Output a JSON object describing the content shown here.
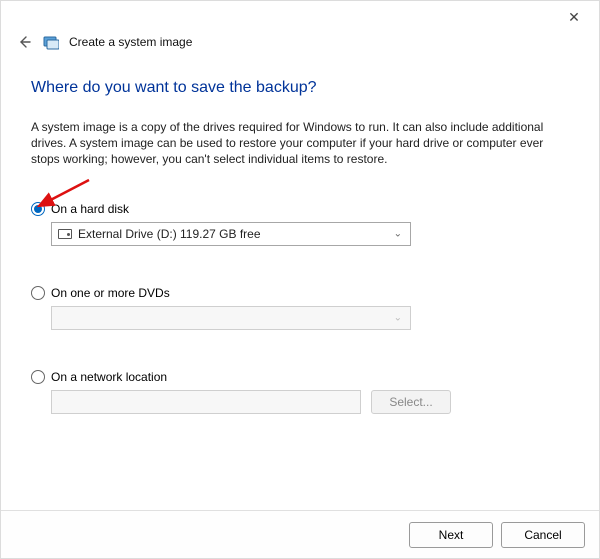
{
  "header": {
    "title": "Create a system image"
  },
  "main": {
    "question": "Where do you want to save the backup?",
    "description": "A system image is a copy of the drives required for Windows to run. It can also include additional drives. A system image can be used to restore your computer if your hard drive or computer ever stops working; however, you can't select individual items to restore."
  },
  "options": {
    "hard_disk": {
      "label": "On a hard disk",
      "checked": true,
      "selected_drive": "External Drive (D:)  119.27 GB free"
    },
    "dvds": {
      "label": "On one or more DVDs",
      "checked": false,
      "selected_drive": ""
    },
    "network": {
      "label": "On a network location",
      "checked": false,
      "path": "",
      "select_button": "Select..."
    }
  },
  "footer": {
    "next": "Next",
    "cancel": "Cancel"
  },
  "icons": {
    "close": "✕",
    "chevron_down": "⌄",
    "back_arrow": "←"
  }
}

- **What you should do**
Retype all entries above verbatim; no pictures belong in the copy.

- **Problem solution**
Output a JSON object describing the content shown here.
{
  "header": {
    "title": "Create a system image"
  },
  "main": {
    "question": "Where do you want to save the backup?",
    "description": "A system image is a copy of the drives required for Windows to run. It can also include additional drives. A system image can be used to restore your computer if your hard drive or computer ever stops working; however, you can't select individual items to restore."
  },
  "options": {
    "hard_disk": {
      "label": "On a hard disk",
      "checked": true,
      "selected_drive": "External Drive (D:)  119.27 GB free"
    },
    "dvds": {
      "label": "On one or more DVDs",
      "checked": false,
      "selected_drive": ""
    },
    "network": {
      "label": "On a network location",
      "checked": false,
      "path": "",
      "select_button": "Select..."
    }
  },
  "footer": {
    "next": "Next",
    "cancel": "Cancel"
  },
  "icons": {
    "close": "✕",
    "chevron_down": "⌄",
    "back_arrow": "←"
  }
}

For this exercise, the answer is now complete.